piplance piplance
56-60
2 Responses Feb 23, 2009

I'm so sorry to hear of everyone who has suffered through their child dying & died of cancer! I lost my only child/daughter to cervical cancer at 36. I am a single Mom and have had a hard time with my feelings, venting and anger over this.

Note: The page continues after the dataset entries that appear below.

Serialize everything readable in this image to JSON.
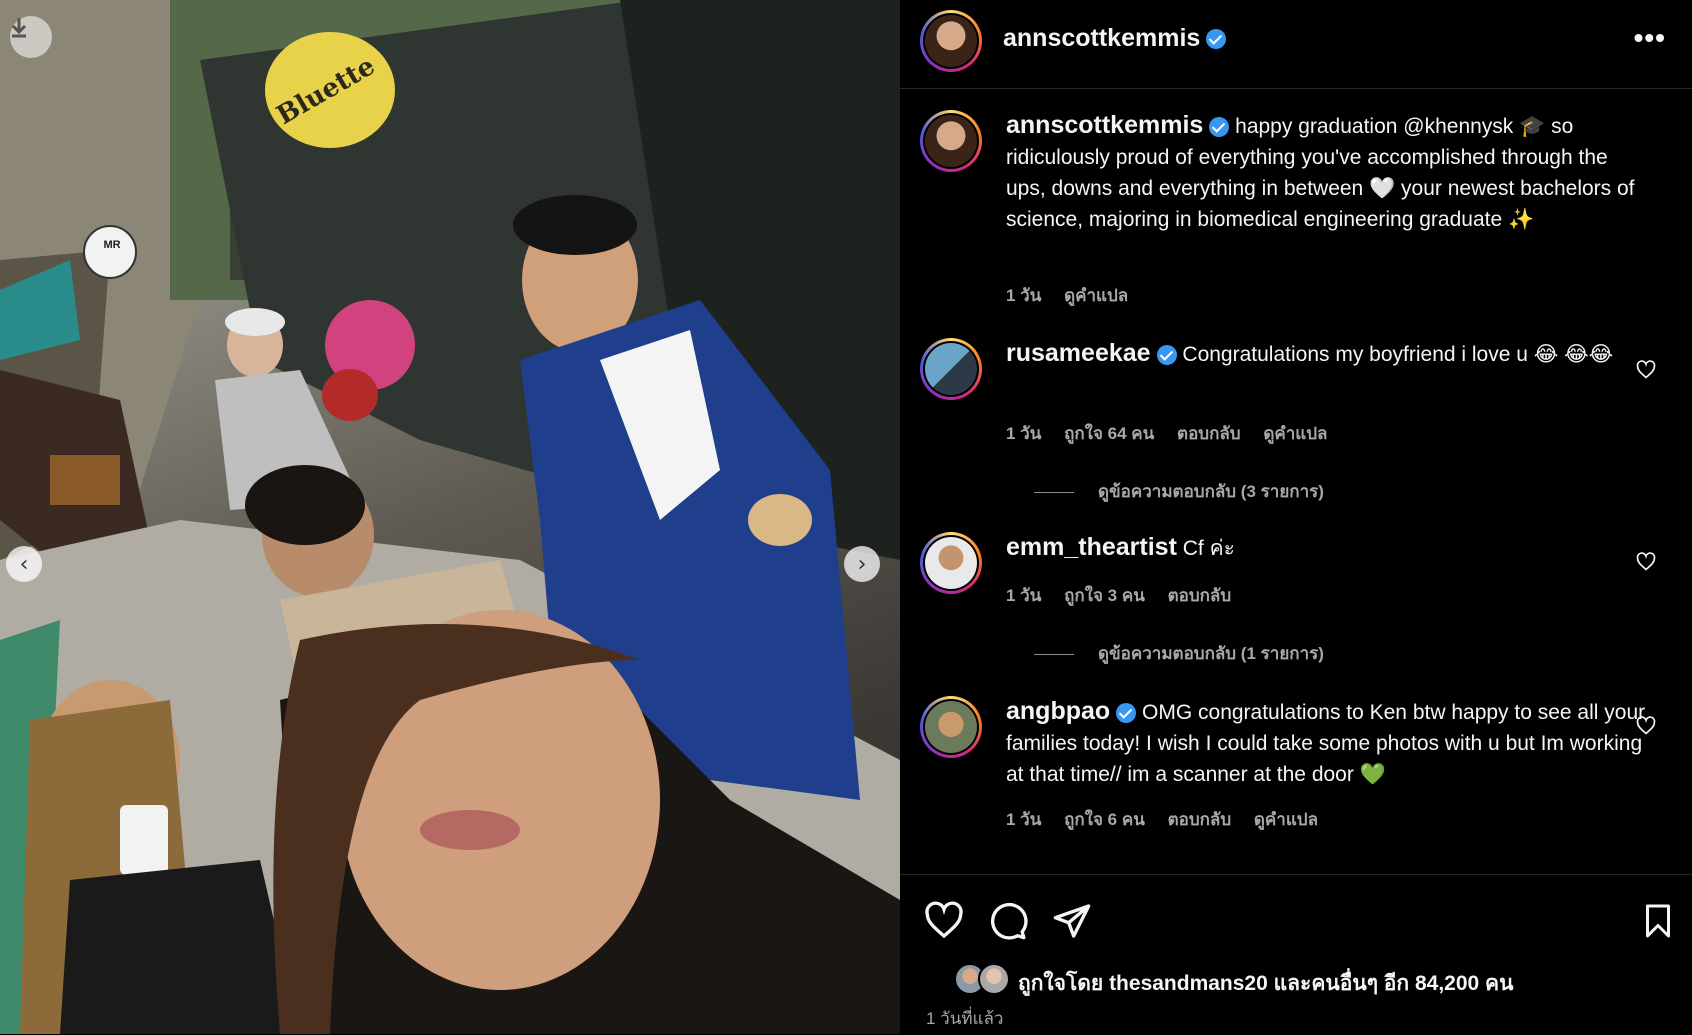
{
  "post": {
    "username": "annscottkemmis",
    "caption": "happy graduation @khennysk 🎓 so ridiculously proud of everything you've accomplished through the ups, downs and everything in between 🤍 your newest bachelors of science, majoring in biomedical engineering graduate ✨",
    "caption_time": "1 วัน",
    "caption_translate": "ดูคำแปล",
    "liked_by_prefix": "ถูกใจโดย",
    "liked_by_user": "thesandmans20",
    "liked_by_suffix": "และคนอื่นๆ อีก 84,200 คน",
    "posted_time": "1 วันที่แล้ว"
  },
  "photo": {
    "shop_sign": "Bluette",
    "mr_sign": "MR"
  },
  "comments": [
    {
      "username": "rusameekae",
      "verified": true,
      "text": "Congratulations my boyfriend i love u 😂 😂😂",
      "time": "1 วัน",
      "likes": "ถูกใจ 64 คน",
      "reply": "ตอบกลับ",
      "translate": "ดูคำแปล",
      "view_replies": "ดูข้อความตอบกลับ (3 รายการ)"
    },
    {
      "username": "emm_theartist",
      "verified": false,
      "text": "Cf ค่ะ",
      "time": "1 วัน",
      "likes": "ถูกใจ 3 คน",
      "reply": "ตอบกลับ",
      "view_replies": "ดูข้อความตอบกลับ (1 รายการ)"
    },
    {
      "username": "angbpao",
      "verified": true,
      "text": "OMG congratulations to Ken btw happy to see all your families today! I wish I could take some photos with u but Im working at that time// im a scanner at the door 💚",
      "time": "1 วัน",
      "likes": "ถูกใจ 6 คน",
      "reply": "ตอบกลับ",
      "translate": "ดูคำแปล"
    }
  ],
  "icons": {
    "more": "more-options-icon",
    "like": "heart-icon",
    "comment": "comment-bubble-icon",
    "share": "paper-plane-icon",
    "save": "bookmark-icon",
    "download": "download-arrow-icon",
    "prev": "chevron-left-icon",
    "next": "chevron-right-icon"
  },
  "colors": {
    "background": "#000000",
    "verified": "#3897f0",
    "secondary_text": "#a8a8a8"
  }
}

I lost my 45 year old daughter on 12-04-2010. I still can't believe she is gone. I miss her so much and really don't have anyone I can talk to that understands. She was diagnosed, treated and told she was cancer free. She continued to feel bad and they ran and reran MRI's and everything else but could find no sign of it. Her lower body swelled and they said it was something wrong with her lymph glands. She got spots on her lungs- it was pneumonia. She just steadily got worse. Finally they put her back in the hospital and reran the tests again. There it was, all over and there was nothing they could do but make her "comfortable". I will never understand how something so invasive can hide for so long and nobody can find it until its too late. I pray other mothers don't have to watch their daughters die from this horrible, hideous disease. Sue